Education is extremely important. Many people are unaware of the significant health and emotional benefits of breastfeeding to both mother and baby. When I explained these important benefits (i.e. fewer ear infections, reduction in allergies and asthma, reduction in the incidence of reflux, bonding between mother and baby, and the financial savings) to my mother and mother-in-law, both quickly became supporters. Among teens, breasts are seen only as objects of sexual pleasure (as depicted in music videos and other media) and many young women report never having seen a woman breastfeed a baby and are unaware that the God given intentional use for breasts is to feed the young. We have to return to such basics.
We also have to consider the financial benefits and convenience of breastfeeding. Formula is not cheap and if a baby has any sort of allergy, specialty formulas are even more expensive than standard formulations. Additionally, with breastfeeding, there is no need to bring additional supplies in the diaper bag, no need to worry about temperature or if the formula is mixed in the right proportions to water. Breastmilk is always the proper temperature, the proper composition of water to nutrients and ready for immediate consumption! This is a huge consideration as we enter into Health Care Reform and the initiation of the Affordable Care Act. If we need to consider cost containment, Breastfeeding versus formula feeding must be targeted.
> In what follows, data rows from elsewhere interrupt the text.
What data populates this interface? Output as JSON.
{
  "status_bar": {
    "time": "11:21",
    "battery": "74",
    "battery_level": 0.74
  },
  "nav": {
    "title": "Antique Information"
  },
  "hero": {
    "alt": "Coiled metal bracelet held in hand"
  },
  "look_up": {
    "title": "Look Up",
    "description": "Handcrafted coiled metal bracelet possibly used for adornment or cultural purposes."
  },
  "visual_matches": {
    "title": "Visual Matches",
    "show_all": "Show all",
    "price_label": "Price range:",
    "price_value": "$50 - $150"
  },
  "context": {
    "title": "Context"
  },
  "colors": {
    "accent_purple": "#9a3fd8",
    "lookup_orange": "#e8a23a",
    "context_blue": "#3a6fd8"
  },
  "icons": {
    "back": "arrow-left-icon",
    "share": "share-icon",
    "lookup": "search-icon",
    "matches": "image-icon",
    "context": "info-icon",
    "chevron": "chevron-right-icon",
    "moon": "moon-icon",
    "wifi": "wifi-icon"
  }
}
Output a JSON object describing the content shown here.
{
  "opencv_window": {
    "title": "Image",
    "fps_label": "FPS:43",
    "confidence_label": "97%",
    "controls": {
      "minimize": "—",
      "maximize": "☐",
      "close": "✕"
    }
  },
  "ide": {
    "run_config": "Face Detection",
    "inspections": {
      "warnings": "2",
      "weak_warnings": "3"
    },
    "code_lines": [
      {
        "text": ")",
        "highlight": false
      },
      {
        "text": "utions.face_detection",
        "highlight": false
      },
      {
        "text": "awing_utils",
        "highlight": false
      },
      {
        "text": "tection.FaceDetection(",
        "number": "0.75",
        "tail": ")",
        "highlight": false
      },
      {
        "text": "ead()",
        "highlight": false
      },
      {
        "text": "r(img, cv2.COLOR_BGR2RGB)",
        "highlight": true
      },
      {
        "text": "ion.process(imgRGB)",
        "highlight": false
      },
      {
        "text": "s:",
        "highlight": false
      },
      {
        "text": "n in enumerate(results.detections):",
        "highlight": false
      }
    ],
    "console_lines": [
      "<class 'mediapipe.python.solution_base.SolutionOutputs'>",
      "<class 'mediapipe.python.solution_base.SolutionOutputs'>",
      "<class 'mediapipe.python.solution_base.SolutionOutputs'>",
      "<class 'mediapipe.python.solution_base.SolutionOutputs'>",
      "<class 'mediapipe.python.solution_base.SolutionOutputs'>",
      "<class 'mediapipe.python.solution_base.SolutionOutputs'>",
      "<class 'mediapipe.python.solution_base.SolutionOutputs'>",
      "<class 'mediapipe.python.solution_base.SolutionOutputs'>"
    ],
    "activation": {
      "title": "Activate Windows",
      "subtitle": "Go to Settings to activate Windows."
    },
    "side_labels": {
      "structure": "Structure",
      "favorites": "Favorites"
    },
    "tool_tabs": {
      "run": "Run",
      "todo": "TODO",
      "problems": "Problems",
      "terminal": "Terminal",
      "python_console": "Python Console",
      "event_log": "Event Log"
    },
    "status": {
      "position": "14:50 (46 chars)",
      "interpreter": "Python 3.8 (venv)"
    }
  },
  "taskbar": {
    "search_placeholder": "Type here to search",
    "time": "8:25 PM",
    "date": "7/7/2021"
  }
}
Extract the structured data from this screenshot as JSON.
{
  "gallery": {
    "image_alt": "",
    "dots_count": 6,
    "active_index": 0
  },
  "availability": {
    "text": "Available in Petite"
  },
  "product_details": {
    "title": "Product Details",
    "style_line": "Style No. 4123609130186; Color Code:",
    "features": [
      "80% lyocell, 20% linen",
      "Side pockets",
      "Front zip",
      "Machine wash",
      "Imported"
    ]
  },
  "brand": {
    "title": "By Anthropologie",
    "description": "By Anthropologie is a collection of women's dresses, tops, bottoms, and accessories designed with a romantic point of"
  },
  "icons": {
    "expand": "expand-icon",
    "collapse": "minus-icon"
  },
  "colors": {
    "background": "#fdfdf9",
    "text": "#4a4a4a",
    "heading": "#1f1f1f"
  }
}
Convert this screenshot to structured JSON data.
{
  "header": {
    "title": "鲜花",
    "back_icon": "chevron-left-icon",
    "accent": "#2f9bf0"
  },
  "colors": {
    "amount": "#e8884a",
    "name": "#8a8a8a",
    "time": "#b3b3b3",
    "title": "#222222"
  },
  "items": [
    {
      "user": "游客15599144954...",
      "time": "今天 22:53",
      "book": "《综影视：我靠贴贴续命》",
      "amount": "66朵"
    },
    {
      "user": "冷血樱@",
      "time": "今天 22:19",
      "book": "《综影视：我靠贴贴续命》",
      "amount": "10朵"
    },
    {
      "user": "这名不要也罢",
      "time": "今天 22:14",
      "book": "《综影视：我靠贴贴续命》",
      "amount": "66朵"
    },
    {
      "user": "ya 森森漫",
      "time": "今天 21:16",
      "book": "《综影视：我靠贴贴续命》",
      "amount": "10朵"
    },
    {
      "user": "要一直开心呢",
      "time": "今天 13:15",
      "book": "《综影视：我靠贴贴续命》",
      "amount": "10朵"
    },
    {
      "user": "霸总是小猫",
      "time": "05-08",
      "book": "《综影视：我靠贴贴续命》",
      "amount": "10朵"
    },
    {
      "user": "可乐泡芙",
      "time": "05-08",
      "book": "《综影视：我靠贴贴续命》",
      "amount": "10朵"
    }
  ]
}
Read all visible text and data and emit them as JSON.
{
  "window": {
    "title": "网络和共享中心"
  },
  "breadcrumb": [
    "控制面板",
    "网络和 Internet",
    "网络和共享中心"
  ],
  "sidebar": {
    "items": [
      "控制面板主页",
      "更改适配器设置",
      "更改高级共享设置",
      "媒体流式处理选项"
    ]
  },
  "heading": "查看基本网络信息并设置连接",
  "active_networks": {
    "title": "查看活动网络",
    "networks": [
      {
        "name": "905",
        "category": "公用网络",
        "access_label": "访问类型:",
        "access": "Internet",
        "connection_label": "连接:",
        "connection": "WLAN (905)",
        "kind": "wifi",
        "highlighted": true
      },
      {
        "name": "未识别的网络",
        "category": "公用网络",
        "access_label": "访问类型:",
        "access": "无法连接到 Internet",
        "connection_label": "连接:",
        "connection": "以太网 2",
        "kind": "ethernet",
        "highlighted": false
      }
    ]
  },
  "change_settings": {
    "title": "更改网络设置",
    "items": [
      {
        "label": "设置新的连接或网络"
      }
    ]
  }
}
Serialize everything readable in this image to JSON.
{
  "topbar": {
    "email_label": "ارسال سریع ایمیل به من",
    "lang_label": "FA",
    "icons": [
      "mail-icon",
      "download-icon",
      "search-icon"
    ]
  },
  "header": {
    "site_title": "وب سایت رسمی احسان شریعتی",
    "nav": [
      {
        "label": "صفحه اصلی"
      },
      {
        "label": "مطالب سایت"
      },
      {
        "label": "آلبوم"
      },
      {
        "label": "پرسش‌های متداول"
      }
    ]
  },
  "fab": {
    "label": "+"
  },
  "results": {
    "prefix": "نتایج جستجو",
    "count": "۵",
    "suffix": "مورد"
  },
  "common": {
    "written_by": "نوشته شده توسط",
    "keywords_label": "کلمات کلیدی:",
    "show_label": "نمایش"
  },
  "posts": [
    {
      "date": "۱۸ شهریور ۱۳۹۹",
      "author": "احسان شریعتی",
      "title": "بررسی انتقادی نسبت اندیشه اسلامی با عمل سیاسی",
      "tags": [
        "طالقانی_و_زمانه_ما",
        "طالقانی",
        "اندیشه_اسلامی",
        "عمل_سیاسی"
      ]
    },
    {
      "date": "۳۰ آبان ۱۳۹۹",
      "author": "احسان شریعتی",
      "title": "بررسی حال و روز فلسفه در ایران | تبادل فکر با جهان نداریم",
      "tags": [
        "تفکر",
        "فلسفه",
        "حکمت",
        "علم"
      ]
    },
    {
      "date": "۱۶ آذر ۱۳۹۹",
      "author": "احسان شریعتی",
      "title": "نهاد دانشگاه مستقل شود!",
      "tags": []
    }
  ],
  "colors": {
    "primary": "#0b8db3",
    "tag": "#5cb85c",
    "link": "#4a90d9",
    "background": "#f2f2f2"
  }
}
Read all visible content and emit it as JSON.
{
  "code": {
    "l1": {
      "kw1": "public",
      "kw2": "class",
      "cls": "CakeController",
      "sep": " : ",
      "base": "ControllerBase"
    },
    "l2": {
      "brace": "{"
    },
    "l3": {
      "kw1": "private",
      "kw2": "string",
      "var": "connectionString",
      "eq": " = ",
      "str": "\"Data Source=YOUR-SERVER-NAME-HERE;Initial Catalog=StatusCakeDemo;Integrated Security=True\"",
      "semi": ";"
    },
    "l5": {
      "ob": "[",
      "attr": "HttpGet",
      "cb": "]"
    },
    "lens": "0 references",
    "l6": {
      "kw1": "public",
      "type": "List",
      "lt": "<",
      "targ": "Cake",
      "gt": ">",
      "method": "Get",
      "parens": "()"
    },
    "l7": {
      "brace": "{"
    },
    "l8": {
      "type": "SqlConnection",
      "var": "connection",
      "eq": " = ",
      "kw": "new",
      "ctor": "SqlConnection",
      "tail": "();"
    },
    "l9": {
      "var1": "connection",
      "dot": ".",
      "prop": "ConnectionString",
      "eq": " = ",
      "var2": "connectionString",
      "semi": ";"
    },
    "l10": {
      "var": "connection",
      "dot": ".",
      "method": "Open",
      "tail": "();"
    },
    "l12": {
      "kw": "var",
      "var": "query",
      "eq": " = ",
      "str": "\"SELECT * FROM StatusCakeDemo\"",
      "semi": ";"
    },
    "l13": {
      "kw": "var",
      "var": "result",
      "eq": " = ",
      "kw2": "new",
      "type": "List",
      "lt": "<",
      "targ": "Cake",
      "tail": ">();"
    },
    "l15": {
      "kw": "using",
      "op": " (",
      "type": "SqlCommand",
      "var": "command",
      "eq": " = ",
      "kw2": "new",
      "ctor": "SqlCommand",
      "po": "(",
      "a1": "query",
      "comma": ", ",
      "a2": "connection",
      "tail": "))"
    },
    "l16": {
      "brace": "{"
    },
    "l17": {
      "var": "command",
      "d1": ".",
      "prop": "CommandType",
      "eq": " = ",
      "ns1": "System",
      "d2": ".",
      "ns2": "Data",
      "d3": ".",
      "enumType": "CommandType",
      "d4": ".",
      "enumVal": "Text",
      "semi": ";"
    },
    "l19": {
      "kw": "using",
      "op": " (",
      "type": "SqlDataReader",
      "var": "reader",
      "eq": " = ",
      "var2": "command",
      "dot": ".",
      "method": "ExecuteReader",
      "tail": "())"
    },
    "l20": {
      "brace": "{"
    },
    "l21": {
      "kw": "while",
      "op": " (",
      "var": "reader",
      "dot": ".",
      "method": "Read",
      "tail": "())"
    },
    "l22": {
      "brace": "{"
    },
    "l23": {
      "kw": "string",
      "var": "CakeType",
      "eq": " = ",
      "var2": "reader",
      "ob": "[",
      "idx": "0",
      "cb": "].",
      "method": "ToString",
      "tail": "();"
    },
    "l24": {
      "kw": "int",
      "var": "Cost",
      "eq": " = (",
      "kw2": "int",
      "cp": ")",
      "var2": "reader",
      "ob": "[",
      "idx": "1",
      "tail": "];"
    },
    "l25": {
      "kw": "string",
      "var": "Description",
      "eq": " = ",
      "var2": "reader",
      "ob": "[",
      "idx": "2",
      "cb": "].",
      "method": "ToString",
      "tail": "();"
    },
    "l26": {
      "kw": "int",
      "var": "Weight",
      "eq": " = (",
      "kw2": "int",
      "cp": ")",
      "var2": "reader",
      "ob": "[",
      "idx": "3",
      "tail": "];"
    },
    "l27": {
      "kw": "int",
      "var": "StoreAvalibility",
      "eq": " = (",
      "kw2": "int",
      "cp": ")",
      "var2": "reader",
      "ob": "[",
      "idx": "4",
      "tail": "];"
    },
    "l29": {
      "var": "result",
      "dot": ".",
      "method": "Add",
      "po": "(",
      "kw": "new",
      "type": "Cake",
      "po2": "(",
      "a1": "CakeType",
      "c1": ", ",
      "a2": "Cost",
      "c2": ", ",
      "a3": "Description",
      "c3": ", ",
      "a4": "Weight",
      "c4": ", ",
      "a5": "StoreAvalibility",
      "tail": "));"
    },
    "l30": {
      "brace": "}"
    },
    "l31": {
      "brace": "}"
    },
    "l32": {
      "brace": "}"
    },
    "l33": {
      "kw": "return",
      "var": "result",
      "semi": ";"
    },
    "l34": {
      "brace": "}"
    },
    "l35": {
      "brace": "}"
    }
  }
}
Finally, African American Women need to see other African American Women breastfeeding. While the CDC and other advocacy agencies have begun to show images of African American mothers nursing their infants, most informational material still shows white mamas and babies. Subconsciously, the message is “black mamas don’t breastfeed”. It may seem trivial, but we are visual creatures. When African American mamas are aware that other African American mamas breastfeed and can actually see other African American mamas breastfeed, they are more likely to breastfeed themselves.
While overall rates of breastfeeding among African American women has increased, these rates still lag far behind women of other races and ethnicities. With the known health advantages of breastfeeding for both mamas and babies, including the potential to lower infant illness and death in African American babies (who have the highest rates amongst infants of all ethnicities) Breastfeeding support and education must be made a priority for all mamas, but for African American mamas in particular.